INSTRUCTIONS FOR THE TASK: Look for "icon" in each line of the entries, and return the matching lines.

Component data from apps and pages
* * *

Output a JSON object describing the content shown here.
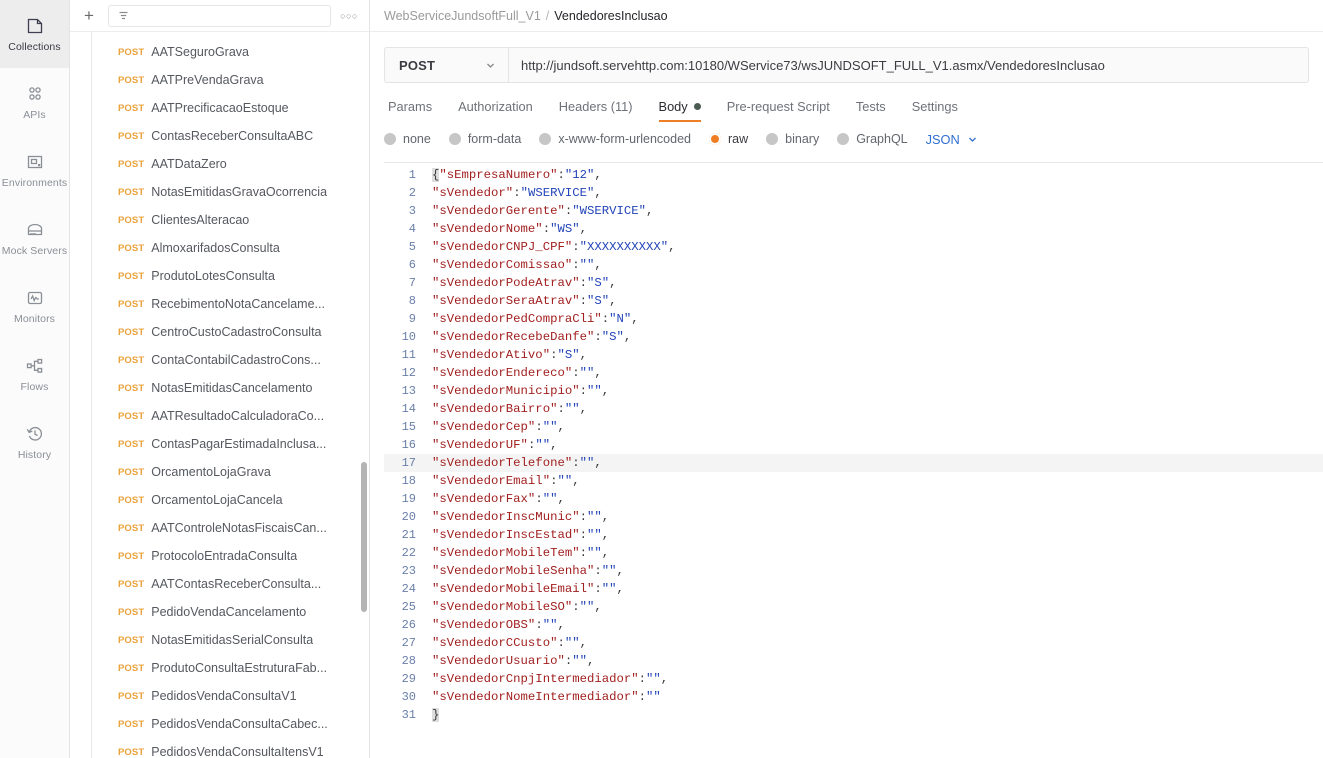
{
  "rail": {
    "items": [
      {
        "label": "Collections",
        "icon": "collections-icon",
        "active": true
      },
      {
        "label": "APIs",
        "icon": "apis-icon",
        "active": false
      },
      {
        "label": "Environments",
        "icon": "environments-icon",
        "active": false
      },
      {
        "label": "Mock Servers",
        "icon": "mock-servers-icon",
        "active": false
      },
      {
        "label": "Monitors",
        "icon": "monitors-icon",
        "active": false
      },
      {
        "label": "Flows",
        "icon": "flows-icon",
        "active": false
      },
      {
        "label": "History",
        "icon": "history-icon",
        "active": false
      }
    ]
  },
  "sidebar": {
    "new_button_label": "+",
    "filter_placeholder": "",
    "filter_value": "",
    "more_actions_label": "○○○",
    "requests": [
      {
        "method": "POST",
        "name": "AATSeguroGrava"
      },
      {
        "method": "POST",
        "name": "AATPreVendaGrava"
      },
      {
        "method": "POST",
        "name": "AATPrecificacaoEstoque"
      },
      {
        "method": "POST",
        "name": "ContasReceberConsultaABC"
      },
      {
        "method": "POST",
        "name": "AATDataZero"
      },
      {
        "method": "POST",
        "name": "NotasEmitidasGravaOcorrencia"
      },
      {
        "method": "POST",
        "name": "ClientesAlteracao"
      },
      {
        "method": "POST",
        "name": "AlmoxarifadosConsulta"
      },
      {
        "method": "POST",
        "name": "ProdutoLotesConsulta"
      },
      {
        "method": "POST",
        "name": "RecebimentoNotaCancelame..."
      },
      {
        "method": "POST",
        "name": "CentroCustoCadastroConsulta"
      },
      {
        "method": "POST",
        "name": "ContaContabilCadastroCons..."
      },
      {
        "method": "POST",
        "name": "NotasEmitidasCancelamento"
      },
      {
        "method": "POST",
        "name": "AATResultadoCalculadoraCo..."
      },
      {
        "method": "POST",
        "name": "ContasPagarEstimadaInclusa..."
      },
      {
        "method": "POST",
        "name": "OrcamentoLojaGrava"
      },
      {
        "method": "POST",
        "name": "OrcamentoLojaCancela"
      },
      {
        "method": "POST",
        "name": "AATControleNotasFiscaisCan..."
      },
      {
        "method": "POST",
        "name": "ProtocoloEntradaConsulta"
      },
      {
        "method": "POST",
        "name": "AATContasReceberConsulta..."
      },
      {
        "method": "POST",
        "name": "PedidoVendaCancelamento"
      },
      {
        "method": "POST",
        "name": "NotasEmitidasSerialConsulta"
      },
      {
        "method": "POST",
        "name": "ProdutoConsultaEstruturaFab..."
      },
      {
        "method": "POST",
        "name": "PedidosVendaConsultaV1"
      },
      {
        "method": "POST",
        "name": "PedidosVendaConsultaCabec..."
      },
      {
        "method": "POST",
        "name": "PedidosVendaConsultaItensV1"
      }
    ]
  },
  "breadcrumb": {
    "parent": "WebServiceJundsoftFull_V1",
    "separator": "/",
    "current": "VendedoresInclusao"
  },
  "request": {
    "method": "POST",
    "url": "http://jundsoft.servehttp.com:10180/WService73/wsJUNDSOFT_FULL_V1.asmx/VendedoresInclusao"
  },
  "tabs": [
    {
      "label": "Params",
      "active": false,
      "dot": false
    },
    {
      "label": "Authorization",
      "active": false,
      "dot": false
    },
    {
      "label": "Headers (11)",
      "active": false,
      "dot": false
    },
    {
      "label": "Body",
      "active": true,
      "dot": true
    },
    {
      "label": "Pre-request Script",
      "active": false,
      "dot": false
    },
    {
      "label": "Tests",
      "active": false,
      "dot": false
    },
    {
      "label": "Settings",
      "active": false,
      "dot": false
    }
  ],
  "body_types": [
    {
      "label": "none",
      "selected": false
    },
    {
      "label": "form-data",
      "selected": false
    },
    {
      "label": "x-www-form-urlencoded",
      "selected": false
    },
    {
      "label": "raw",
      "selected": true
    },
    {
      "label": "binary",
      "selected": false
    },
    {
      "label": "GraphQL",
      "selected": false
    }
  ],
  "body_format": {
    "label": "JSON"
  },
  "colors": {
    "accent_orange": "#ef7d24",
    "method_post": "#eaa23b",
    "link_blue": "#2f6fd0",
    "json_key": "#a11f1f",
    "json_value": "#2244b8",
    "line_number": "#6a7fa8"
  },
  "editor": {
    "highlighted_line": 17,
    "lines": [
      {
        "n": 1,
        "brace": "{",
        "key": "\"sEmpresaNumero\"",
        "value": "\"12\"",
        "comma": ","
      },
      {
        "n": 2,
        "key": "\"sVendedor\"",
        "value": "\"WSERVICE\"",
        "comma": ","
      },
      {
        "n": 3,
        "key": "\"sVendedorGerente\"",
        "value": "\"WSERVICE\"",
        "comma": ","
      },
      {
        "n": 4,
        "key": "\"sVendedorNome\"",
        "value": "\"WS\"",
        "comma": ","
      },
      {
        "n": 5,
        "key": "\"sVendedorCNPJ_CPF\"",
        "value": "\"XXXXXXXXXX\"",
        "comma": ","
      },
      {
        "n": 6,
        "key": "\"sVendedorComissao\"",
        "value": "\"\"",
        "comma": ","
      },
      {
        "n": 7,
        "key": "\"sVendedorPodeAtrav\"",
        "value": "\"S\"",
        "comma": ","
      },
      {
        "n": 8,
        "key": "\"sVendedorSeraAtrav\"",
        "value": "\"S\"",
        "comma": ","
      },
      {
        "n": 9,
        "key": "\"sVendedorPedCompraCli\"",
        "value": "\"N\"",
        "comma": ","
      },
      {
        "n": 10,
        "key": "\"sVendedorRecebeDanfe\"",
        "value": "\"S\"",
        "comma": ","
      },
      {
        "n": 11,
        "key": "\"sVendedorAtivo\"",
        "value": "\"S\"",
        "comma": ","
      },
      {
        "n": 12,
        "key": "\"sVendedorEndereco\"",
        "value": "\"\"",
        "comma": ","
      },
      {
        "n": 13,
        "key": "\"sVendedorMunicipio\"",
        "value": "\"\"",
        "comma": ","
      },
      {
        "n": 14,
        "key": "\"sVendedorBairro\"",
        "value": "\"\"",
        "comma": ","
      },
      {
        "n": 15,
        "key": "\"sVendedorCep\"",
        "value": "\"\"",
        "comma": ","
      },
      {
        "n": 16,
        "key": "\"sVendedorUF\"",
        "value": "\"\"",
        "comma": ","
      },
      {
        "n": 17,
        "key": "\"sVendedorTelefone\"",
        "value": "\"\"",
        "comma": ","
      },
      {
        "n": 18,
        "key": "\"sVendedorEmail\"",
        "value": "\"\"",
        "comma": ","
      },
      {
        "n": 19,
        "key": "\"sVendedorFax\"",
        "value": "\"\"",
        "comma": ","
      },
      {
        "n": 20,
        "key": "\"sVendedorInscMunic\"",
        "value": "\"\"",
        "comma": ","
      },
      {
        "n": 21,
        "key": "\"sVendedorInscEstad\"",
        "value": "\"\"",
        "comma": ","
      },
      {
        "n": 22,
        "key": "\"sVendedorMobileTem\"",
        "value": "\"\"",
        "comma": ","
      },
      {
        "n": 23,
        "key": "\"sVendedorMobileSenha\"",
        "value": "\"\"",
        "comma": ","
      },
      {
        "n": 24,
        "key": "\"sVendedorMobileEmail\"",
        "value": "\"\"",
        "comma": ","
      },
      {
        "n": 25,
        "key": "\"sVendedorMobileSO\"",
        "value": "\"\"",
        "comma": ","
      },
      {
        "n": 26,
        "key": "\"sVendedorOBS\"",
        "value": "\"\"",
        "comma": ","
      },
      {
        "n": 27,
        "key": "\"sVendedorCCusto\"",
        "value": "\"\"",
        "comma": ","
      },
      {
        "n": 28,
        "key": "\"sVendedorUsuario\"",
        "value": "\"\"",
        "comma": ","
      },
      {
        "n": 29,
        "key": "\"sVendedorCnpjIntermediador\"",
        "value": "\"\"",
        "comma": ","
      },
      {
        "n": 30,
        "key": "\"sVendedorNomeIntermediador\"",
        "value": "\"\"",
        "comma": ""
      },
      {
        "n": 31,
        "closebrace": "}"
      }
    ]
  }
}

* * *

TASK ANSWER:
        "icon": "collections-icon",
        "icon": "apis-icon",
        "icon": "environments-icon",
        "icon": "mock-servers-icon",
        "icon": "monitors-icon",
        "icon": "flows-icon",
        "icon": "history-icon",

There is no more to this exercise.